Few partnerships have been as fruitful as Paul McCartney and John Lennon’s. As part of The Beatles the two musicians crafted some of the world’s most beloved songs and the duo cemented their names, along with George Harrison and Ringo Starr’s, in the annals of musical history as some of the best.
While figuratively it is unquestionable that the band would be in those dusty old history books it’s still nice for the band, and the men behind the music, to see those accolades arrive for real. Unfortunately for some, they never get the chance.
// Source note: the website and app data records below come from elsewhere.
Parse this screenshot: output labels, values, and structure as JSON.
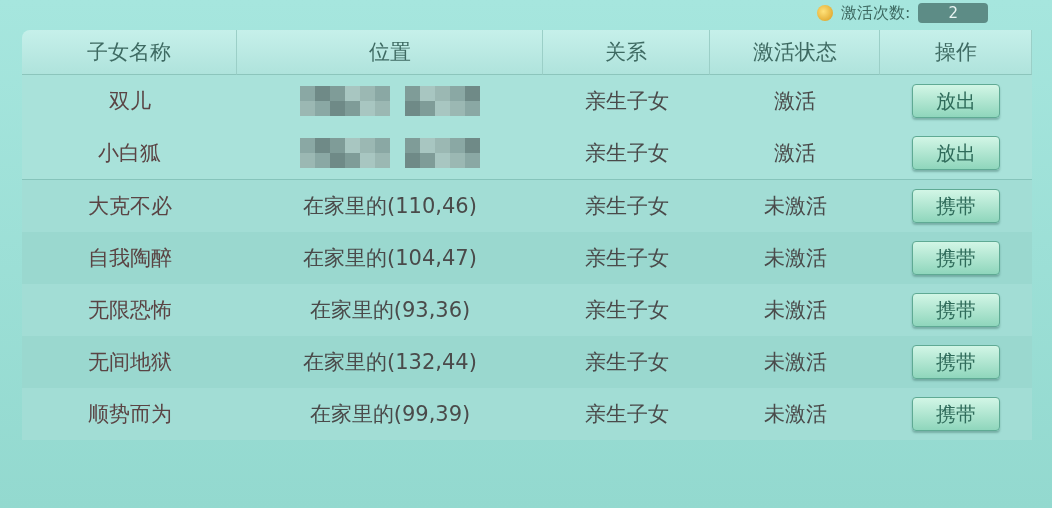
{
  "activation_count": {
    "label": "激活次数:",
    "value": "2"
  },
  "table": {
    "columns": [
      "子女名称",
      "位置",
      "关系",
      "激活状态",
      "操作"
    ],
    "rows": [
      {
        "name": "双儿",
        "blurred": true,
        "relation": "亲生子女",
        "status": "激活",
        "action": "放出"
      },
      {
        "name": "小白狐",
        "blurred": true,
        "relation": "亲生子女",
        "status": "激活",
        "action": "放出"
      },
      {
        "name": "大克不必",
        "location": "在家里的(110,46)",
        "relation": "亲生子女",
        "status": "未激活",
        "action": "携带"
      },
      {
        "name": "自我陶醉",
        "location": "在家里的(104,47)",
        "relation": "亲生子女",
        "status": "未激活",
        "action": "携带"
      },
      {
        "name": "无限恐怖",
        "location": "在家里的(93,36)",
        "relation": "亲生子女",
        "status": "未激活",
        "action": "携带"
      },
      {
        "name": "无间地狱",
        "location": "在家里的(132,44)",
        "relation": "亲生子女",
        "status": "未激活",
        "action": "携带"
      },
      {
        "name": "顺势而为",
        "location": "在家里的(99,39)",
        "relation": "亲生子女",
        "status": "未激活",
        "action": "携带"
      }
    ]
  }
}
By the time the Rock & Roll Hall of Fame began its inducting of the greatest rock and roll artists of all time, sadly John Lennon had been dead for many years. Gunned down in front of his home in 1980, when he was formally inducted into Rock Hall in 1994 he would have to rely on Yoko Ono and his friend Paul McCartney to speak for him.
Macca and Lennon had a troublesome end to their careers with The Beatles, their more than acrimonious split had been splashed across the newspapers, increasing tension with every day. But luckily, they had reconciled their differences before John passed and, in truth, they would never be able to hate one another for too long—they had shared simply too much.
When Paul McCartney was asked to induct his friend and bandmate into the Rock & Roll Hall of Fame he was keen to show the audience that for him and John, this was their dream. “I remember when we first met, at Woolton, at the village fête. It was a beautiful summer day and I walked in there and I saw you on the stage. And you were singing ‘Come Go With Me’ by the Dell Vikings, But you didn’t know the words so you made them up. “Come go with me to the penitentiary.” It’s not in the lyrics.
“I remember writing our first songs together. We used to go to my house, my dad’s house, and we used to smoke Typhoo tea with this pipe my dad kept in a drawer. It didn’t do much for us but it got us on the road.
“We wanted to be famous.”
McCartney goes on to share the ups and downs of being a Beatle as well as how he introduced him to “my mate George, my schoolmate, and him getting into the band by playing Raunchy on the top deck of a bus. You were impressed. And we met Ringo, who’d been working the whole season at Butlin’s camp – he was a seasoned professional – but the beard had to go, and it did.”
Macca also shared some of the stories from their time in the studio: “I remember doing the vocal to Kansas City – well I couldn’t quite get it, because it’s hard to do all that stuff, you know, screaming out the top of your head. John came down from the control room and took me to one side and said “You can do it, you know, you’ve just got to scream, you can do it.” So, thank you. Thank you for that. I did it.
I remember writing ‘A Day In The Life’ with him, and the little look we gave each other as we wrote the line “I’d love to turn you on.” We kinda knew what we were doing, you know. A sneaky little look. Ah boy.”
Then perhaps what many people were a little worried about, McCartney turned to Lennon’s partner: “After that, there was this girl called Yoko. Yoko Ono, who showed up at my house one day. It was John Cage’s birthday and she said she wanted to get hold of a manuscript to give to John Cage of various composers, and she wanted one from me and John. So I said, ‘Well it’s OK by me. but you’ll have to go to John.’ And she did.
“After that I set up a couple of machines. We used to have these Brenell recording machines, and I set up a couple of them. And they stayed up all night and recorded Two Virgins on that. But you took the cover yourselves – nothing to do with me.”
McCartney ended the induction with a simple but poignant message: “John Lennon, you’ve made it. Tonight you are in the Rock and Roll Hall of Fame.” You can watch the full speech below as Paul McCartney inducts his friend John Lennon into Rock & Roll Hall of Fame in 1994.